“…the Commission was required to find that the United States in fact ensures, by reason of its domestic law or its international commitments, a level of protection of fundamental rights essentially equivalent to that guaranteed within the EU under the directive read in the light of the Charter. The Court observes that the Commission did not make such a finding, but merely examined the safe harbour scheme [.] National security, public interest and law enforcement requirements of the United States prevail over the safe harbour scheme, so that United States undertakings are bound to disregard, without limitation, the protective rules laid down by that scheme where they conflict with such requirements. The United States safe harbour scheme
thus enables interference, by United States public authorities, with the fundamental rights of persons, and the Commission decision does not refer either to the existence, in the United States, of rules intended to limit any such interference or to the existence of effective legal protection against the interference…”.

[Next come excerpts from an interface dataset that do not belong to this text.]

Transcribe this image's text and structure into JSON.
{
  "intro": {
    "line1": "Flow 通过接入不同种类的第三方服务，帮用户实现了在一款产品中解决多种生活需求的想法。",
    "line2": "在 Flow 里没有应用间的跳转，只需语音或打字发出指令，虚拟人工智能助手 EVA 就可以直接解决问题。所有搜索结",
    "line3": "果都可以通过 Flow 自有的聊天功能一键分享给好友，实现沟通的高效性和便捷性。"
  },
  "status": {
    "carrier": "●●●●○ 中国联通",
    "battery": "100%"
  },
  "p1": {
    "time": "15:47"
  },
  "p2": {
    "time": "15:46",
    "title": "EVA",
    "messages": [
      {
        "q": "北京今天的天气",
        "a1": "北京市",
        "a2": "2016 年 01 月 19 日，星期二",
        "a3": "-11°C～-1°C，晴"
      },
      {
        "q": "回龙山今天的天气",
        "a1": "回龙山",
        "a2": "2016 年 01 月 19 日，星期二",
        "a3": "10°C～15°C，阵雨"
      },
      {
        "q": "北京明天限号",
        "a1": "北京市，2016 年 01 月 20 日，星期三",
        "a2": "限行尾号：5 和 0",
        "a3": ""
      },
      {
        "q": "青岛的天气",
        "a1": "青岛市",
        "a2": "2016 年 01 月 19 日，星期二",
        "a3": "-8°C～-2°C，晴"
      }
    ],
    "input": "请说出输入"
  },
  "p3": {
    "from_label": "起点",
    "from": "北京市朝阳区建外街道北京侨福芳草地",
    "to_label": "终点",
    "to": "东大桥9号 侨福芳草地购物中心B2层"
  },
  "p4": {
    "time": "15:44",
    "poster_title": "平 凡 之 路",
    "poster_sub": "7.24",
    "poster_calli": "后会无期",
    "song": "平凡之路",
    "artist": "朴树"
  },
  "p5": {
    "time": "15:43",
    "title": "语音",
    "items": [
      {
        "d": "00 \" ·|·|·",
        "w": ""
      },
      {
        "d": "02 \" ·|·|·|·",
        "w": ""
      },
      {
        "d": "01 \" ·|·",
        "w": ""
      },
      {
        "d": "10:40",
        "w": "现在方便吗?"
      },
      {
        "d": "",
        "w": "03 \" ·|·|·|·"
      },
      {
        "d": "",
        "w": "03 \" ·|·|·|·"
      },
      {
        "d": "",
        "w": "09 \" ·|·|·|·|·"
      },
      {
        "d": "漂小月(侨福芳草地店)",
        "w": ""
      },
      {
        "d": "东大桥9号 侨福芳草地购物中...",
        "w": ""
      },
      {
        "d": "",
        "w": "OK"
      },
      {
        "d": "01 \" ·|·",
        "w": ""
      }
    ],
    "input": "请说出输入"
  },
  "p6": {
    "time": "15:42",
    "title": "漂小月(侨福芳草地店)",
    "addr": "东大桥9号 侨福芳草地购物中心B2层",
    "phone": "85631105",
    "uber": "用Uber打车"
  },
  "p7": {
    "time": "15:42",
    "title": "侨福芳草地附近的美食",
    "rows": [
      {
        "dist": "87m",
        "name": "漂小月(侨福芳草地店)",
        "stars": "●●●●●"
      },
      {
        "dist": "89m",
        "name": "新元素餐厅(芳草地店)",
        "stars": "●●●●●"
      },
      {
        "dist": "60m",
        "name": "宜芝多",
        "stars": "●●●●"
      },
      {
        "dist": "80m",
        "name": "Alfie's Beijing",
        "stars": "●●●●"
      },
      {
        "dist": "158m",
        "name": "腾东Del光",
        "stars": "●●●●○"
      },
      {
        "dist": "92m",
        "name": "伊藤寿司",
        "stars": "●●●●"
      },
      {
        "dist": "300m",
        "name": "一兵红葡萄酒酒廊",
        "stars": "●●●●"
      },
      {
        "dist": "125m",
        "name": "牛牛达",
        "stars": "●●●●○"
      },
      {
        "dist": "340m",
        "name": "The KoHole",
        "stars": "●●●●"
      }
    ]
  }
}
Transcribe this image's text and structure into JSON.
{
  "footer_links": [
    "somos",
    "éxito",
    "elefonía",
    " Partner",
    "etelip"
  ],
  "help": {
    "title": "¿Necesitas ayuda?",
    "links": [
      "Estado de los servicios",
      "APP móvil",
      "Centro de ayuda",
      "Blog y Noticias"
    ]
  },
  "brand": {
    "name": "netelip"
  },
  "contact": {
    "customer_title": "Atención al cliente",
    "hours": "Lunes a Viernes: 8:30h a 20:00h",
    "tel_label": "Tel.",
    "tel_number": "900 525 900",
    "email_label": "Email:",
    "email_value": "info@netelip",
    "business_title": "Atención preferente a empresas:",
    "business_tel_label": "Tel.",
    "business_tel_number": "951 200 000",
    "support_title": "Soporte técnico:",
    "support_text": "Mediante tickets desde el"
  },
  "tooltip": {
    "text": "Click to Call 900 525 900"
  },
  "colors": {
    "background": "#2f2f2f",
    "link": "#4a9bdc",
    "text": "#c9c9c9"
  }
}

“…Weltimmo, a company registered in Slovakia, runs a property dealing website concerning Hungarian properties. Within that context, it processes the personal data of the advertisers [.] the Court notes that the presence of only one representative can, in some circumstances, suffice to constitute an establishment if that representative acts with a sufficient degree of stability for the provision of the services concerned in the Member State in question [.] The Court states that each supervisory authority established by a Member State must ensure compliance, within the territory of that State, with the provisions adopted by all Member States pursuant to the directive. Consequently, each supervisory authority is to hear claims lodged by any person concerning the protection of his rights and freedoms in regard to the processing of personal data, even if the law applicable to that processing is the law of another Member State”